http://consource.org/document/jasper-yeates-notes-of-the-pennsylvania-ratification-convention-1787-11-28/20130122075709/
last updated:Jan. 22, 2013, 7:57 a.m. UTC
retrieved:Jan. 17, 2018, 11:14 a.m. UTC

transcription
citation:
"Jasper Yeates' Notes of the Pennsylvania Ratification Convention." The Documentary History of the Ratification of the Constitution. Vol. 2. Ed. Gaspare J. Saladino and John P. Kaminski. Madison: Wisconsin Historical Society Press, 1976. 386, 387, 390, 392, 399-400, 406, 411, 420-421. Print.

Jasper Yeates' Notes of the Pennsylvania Ratification Convention (November 28, 1787)

Smilie: Is there an expression in the Constitution that justifies the people altering the Constitution, if they think proper?1 Reads the Declaration of Independence.
McKean: There is no necessity for a bill of rights.2
Wilson: 8 Vol. Parly. Histy. 150-Peto of Rights with the King's answer-2 Vol. Parl Deb. 258 -64.
At the Revolution of 1688 the rights of the people were considered as founded on a compact (1 Blackst. 233 to this point). Our government differ from England, and the refore a bill of rights may be necessary there; it is not so here. Virginia, Jersey, New York, South Carolina, Connecticut, Rhode Island have no bill of rights. So of New Hampshire and Georgia. An enumeration of the rights of the people would be dangerous-for what are omitted are to be supposed to be excluded.
3
Smilie: Delaware, Massachusetts, Pennsylvania, Maryland, and North Carolina have a bill of right [s].
4
Trials by jury in criminal cases are reserved and the privilege of the habeas corpus act. These are mere parts of our bill of rights and all that are given to us. In this Constitution there is no security for the rights of conscience.
5
The section of 6th Article sweeps away all the rights we have under the states' governments.
Whitehill: The present Constitution is a violation of our engagements under the Confederation. No state nor Convention had such powers. The act of Assembly gave no such power. This Constitution gives a general consolidated government.6 The general legislative power is too large and undefined.7 Annual elections necessary to liberty. Congress may increase the periods of their sitting.8 Congress ought not to control the times, modes, and places of choosing House of Representatives. Senators may amass wealth by sitting for 6 years. It is the nature of power to exceed its boundaries. What have we to do with Magna Charta or Great Britain? The late Convention deliberately intended to destroy the state governments. Have we a right to give away the rights of conscience?9
10
Wilson: If the state governments fall, the government of United States falls also, for there can be no election of Representatives unless there are elections in state legislatures, and the Senators can only be chosen by state legislatures.
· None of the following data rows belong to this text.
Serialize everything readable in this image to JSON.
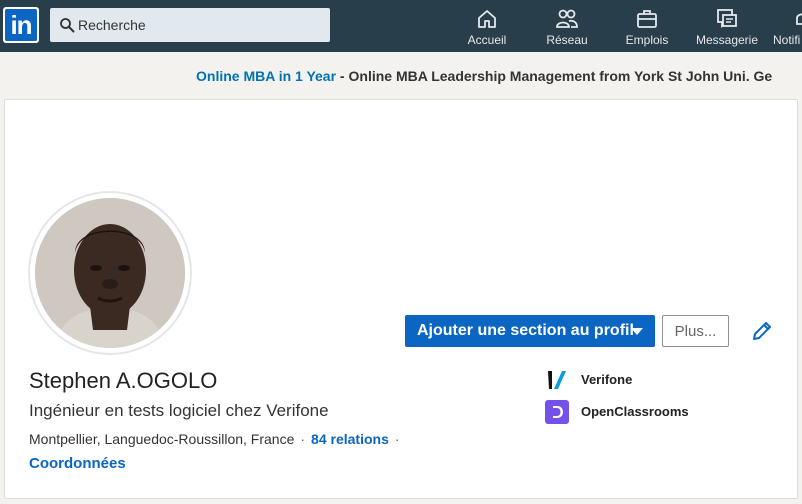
{
  "nav": {
    "search_placeholder": "Recherche",
    "items": [
      {
        "label": "Accueil",
        "icon": "home-icon"
      },
      {
        "label": "Réseau",
        "icon": "network-icon"
      },
      {
        "label": "Emplois",
        "icon": "briefcase-icon"
      },
      {
        "label": "Messagerie",
        "icon": "messaging-icon"
      },
      {
        "label": "Notifi",
        "icon": "bell-icon"
      }
    ],
    "logo": "in"
  },
  "ad": {
    "highlight": "Online MBA in 1 Year",
    "sep": " - ",
    "text": "Online MBA Leadership Management from York St John Uni. Ge"
  },
  "profile": {
    "name": "Stephen A.OGOLO",
    "headline": "Ingénieur en tests logiciel chez Verifone",
    "location": "Montpellier, Languedoc-Roussillon, France",
    "dot": "·",
    "relations": "84 relations",
    "coordinates_link": "Coordonnées",
    "add_section_label": "Ajouter une section au profil",
    "more_label": "Plus...",
    "orgs": [
      {
        "name": "Verifone",
        "icon": "verifone-logo"
      },
      {
        "name": "OpenClassrooms",
        "icon": "openclassrooms-logo"
      }
    ]
  },
  "colors": {
    "nav_bg": "#283e4a",
    "accent": "#0a66c2",
    "page_bg": "#f3f2ef"
  }
}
And each state has an equal vote. No state to be deprived of its equal suffrage in the Senate without its consent (Article 6) [i.e., Article V]. The President is to be appointed by Electors chosen by the legislature of each state. If the legislative and executive powers (which clearly depend on the state governments) cease to exist; the judicial power must cease also.
Smilie: The federal government does not immediately abolish the state governments but eventually it will produce it. Instead of the word "People" in the Preamble, it should be "State." This shows theConvention intended to destroy the state governments. The general government have such extensive powers in point of taxation, that the states can do but little–they can only tax the little that is left, if anything.11 The power of raising armies, the power of Congress over the militia of each state, is formidable to liberty. If state governments cannot raise money enough to pay their officers, they will not serve those governments without salaries.12 The forms of government may subsist when the substance is gone as in the case of ancient Rome.
McKean: There are but 7 governments in the world which have a bill of rights.
13
The powers of Congress cannot be so safely vested in any other body—they are the objects of our own choice and have our confidence. The enumeration of their powers exclude the rest admissio unius est exclusio alterisis. Their powers are absolutely to our existence as a confederate government.